The main things I learnt from Anne Marie and Paul's talks: literary translation won't make you rich, but if you are passionate enough, dive head first and you will eventually find work; you don't need qualifications to do it, just committment and then proof that you can do it well; and that having a network is really important, and that there are certain steps you need to take in order to approach publishers and work well with them.
I'd seen some YouTube videos already of Ros Schwartz talking about how to be a literary translator, but it was still good to hear her talk through all the key points - she even handed out a useful step-by-step guide. There were about 15 of us in attendance - some with already some background in translation, others finishing their MAs. There were plenty of questions from everyone, including myself. I was the only one who had brought a friend along ("for moral support", Ros gently joked.) I left feeling quite inspired: I'm going to start looking at what's happening in Brazil's literary scene, work on some short pieces for practice, maybe try to get something published in literary journals. It will take time but if I start now I can slowly build myself up to eventually taking on a large commission and stepping away from 9-to-5 office work.
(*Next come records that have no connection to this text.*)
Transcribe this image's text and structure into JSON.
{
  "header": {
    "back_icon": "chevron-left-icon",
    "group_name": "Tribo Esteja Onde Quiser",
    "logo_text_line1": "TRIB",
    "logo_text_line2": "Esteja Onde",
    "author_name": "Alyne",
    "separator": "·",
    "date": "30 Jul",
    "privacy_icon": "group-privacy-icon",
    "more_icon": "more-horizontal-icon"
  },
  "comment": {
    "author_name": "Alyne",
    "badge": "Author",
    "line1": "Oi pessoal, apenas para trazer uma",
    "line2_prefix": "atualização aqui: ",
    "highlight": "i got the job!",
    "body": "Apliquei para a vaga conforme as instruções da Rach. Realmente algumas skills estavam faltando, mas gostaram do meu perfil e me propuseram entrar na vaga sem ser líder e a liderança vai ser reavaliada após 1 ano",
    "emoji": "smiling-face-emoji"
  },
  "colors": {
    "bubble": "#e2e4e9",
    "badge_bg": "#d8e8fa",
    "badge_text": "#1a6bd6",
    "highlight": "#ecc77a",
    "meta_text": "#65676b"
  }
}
I could potentially end up working from anywhere in the world and surviving from translation (literary and technical) alone (one can dream...)
Yesterday, I woke up at 4am to get ready for an event in Regent's Park on behalf of the charity I work for. I stood around from 6am to 2pm, helping carry boxes, lift marquees, set up desks, receive supporters, take things down, put things away, etc. By the time I headed home, I was knackered.
We had plans to see an animation at the BFI's Flare Festival (London's LGBTQ film festival) followed by drinks with some friends and then a club night dedicated to Duran Duran. I figured I could just about manage the film, Torrey Pines, which I'm now glad I did go see as it's a wonderful "queer punk coming-of-age tale, taking place in Southern California in the early 1990s".
I love this festival. The South Bank gets filled with all sorts of queer characters, mostly mature cinema goers, and there's a sense of the queer community coming together in a very peaceful, unstressful way. A lot of the films screened never make it to Netflix so it's a once-in-a-lifetime chance to see them on the big screen.
The tickets had been bought by a good friend who had brought along his new boyfriend, a handsome australian who is a professor of literature (and who doesn't like books, but I don't know if he said that because he's tired of teaching them...) After the screening, Clyde Petersen, who is a transgender stop-motion animator, talked about how the film was shot during 3 years in his basement flat, with the help of many queer artists based in Seattle. The film is based on Clyde's own experiences as a 12-year-old coming to terms with his sexuality while living with a schizophrenic single mother.
One of the evening's pleasures was watching the film accompanied by a live band, Clyde Petersen's Your Heart Breaks. The soundtrack was originally recorded in former Death Cab for Cutie member Chris Walla's studio in Seattle and there's a host of musicians attached to it, including Kimya Dawson (from the Moldy Peaches) who sings as Whitney Houston in one of the film's funniest scenes.
Piney Torres is a lovely, boldly colourful and touching animation, worth seeing if you get a chance.
 It was unfortunately sold out, so we walked from the Tate Britain to the South Bank and spent an hour in the Royal Festival Hall drinking hot chocolates, people watching and writing in our journals.